    • Check the above 3, all at once
openssl x509 -noout -in cert.pem -issuer -subject -dates
    • Check hash value
 openssl x509 -noout -in cert.pem -hash
    • Check certificate MD5 fingerprint
openssl x509 -noout -in cert.pem -fingerprint

Check an MD5 hash of the public key to ensure that it matches with what is in a CSR or private key

openssl x509 -noout -modulus -in certificate.crt | openssl md5
openssl rsa -noout -modulus -in privateKey.key | openssl md5
openssl req -noout -modulus -in CSR.csr | openssl md5

 

Debugging Using OpenSSL

If you are receiving an error that the private doesn’t match the certificate or that a certificate that you installed to a site is not trusted, try one of these commands.

  • Check an MD5 hash of the public key to ensure that it matches with what is in a CSR or private key
    openssl x509 -noout -modulus -in certificate.crt | openssl md5
    openssl rsa -noout -modulus -in privateKey.key | openssl md5
    openssl req -noout -modulus -in CSR.csr | openssl md5
  • Check an SSL connection. All the certificates (including Intermediates) should be displayed
    openssl s_client -connect www.paypal.com:443
  • If the dns hasn’t propagated yet you can use an ip address and a hostname like the following example
$ openssl s_client -connect 127.0.0.1:443 -servername giuseppeurso.net

Converting Using OpenSSL

These commands allow you to convert certificates and keys to different formats to make them compatible with specific types of servers or software. For example, you can convert a normal PEM file that would work with Apache to a PFX (PKCS#12) file and use it with Tomcat or IIS.

  • Convert a DER file (.crt .cer .der) to PEM
    openssl x509 -inform der -in certificate.cer -out certificate.pem
  • Convert a PEM file to DER
    openssl x509 -outform der -in certificate.pem -out certificate.der
  • Convert a PKCS#12 file (.pfx .p12) containing a private key and certificates to PEM
    openssl pkcs12 -in keyStore.pfx -out keyStore.pem -nodes

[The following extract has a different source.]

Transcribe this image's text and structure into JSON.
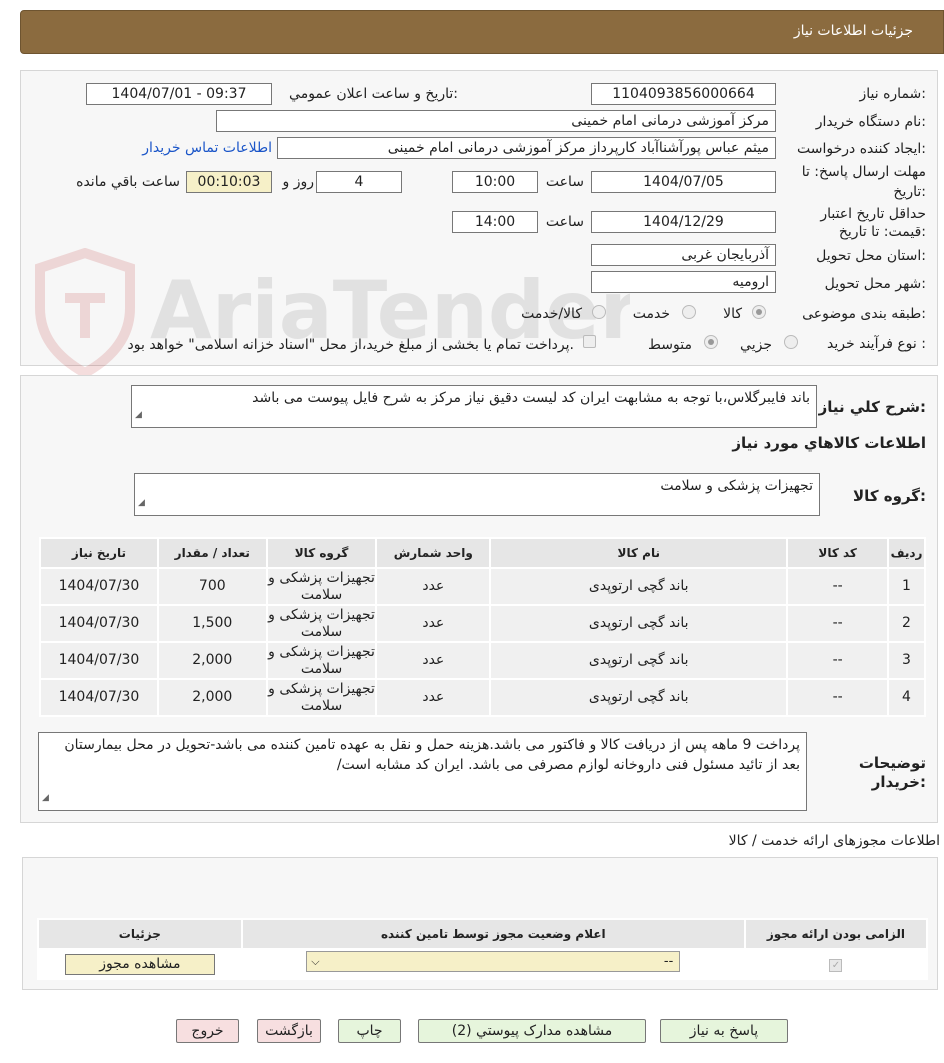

    You can add -nocerts to only output the private key or add -nokeys to only output the certificates.

  • Convert a PEM certificate file and a private key to PKCS#12 (.pfx .p12)
    openssl pkcs12 -export -out certificate.pfx -inkey privateKey.key -in certificate.crt -certfile CACert.crt
  • Convert a p7b (non binary) certificate to Pem
    openssl pkcs7 -in certificate_file.p7b -print_certs -out cert.pem

    If this throws an error, just open the p7b fiel and replace:

    -----BEGIN PKCS #7 SIGNED DATA-----
    -----END PKCS #7 SIGNED DATA-----
    

    with

    -----BEGIN CERTIFICATE-----
    -----END CERTIFICATE-----
    • Convert a p7b (binary) certificate to Pem

      You can easily guess whether a certificate is in a binary form by looking at it with for instance the cat command, If it looks garbled it’s binary
      In these cases you should first convert it from binary tand then you can convert it to pem with the previous example. This is how you convert it if binary:

      openssl pkcs7 -inform der -in a.p7b -out a.cer
    • SSL bundle concatenation order for haproxy:
-----BEGIN MY CERTIFICATE-----
-----END MY CERTIFICATE-----
-----BEGIN INTERMEDIATE CERTIFICATE-----
-----END INTERMEDIATE CERTIFICATE-----
-----BEGIN INTERMEDIATE CERTIFICATE-----
-----END INTERMEDIATE CERTIFICATE-----
-----BEGIN ROOT CERTIFICATE-----
-----END ROOT CERTIFICATE-----
-----BEGIN RSA PRIVATE KEY-----
-----END RSA PRIVATE KEY-----

 

Originally posted on Sun Jan 13, 2008 at https://www.sslshopper.com/article-most-common-openssl-commands.html expanded, enriched and improved with personal experiences since then.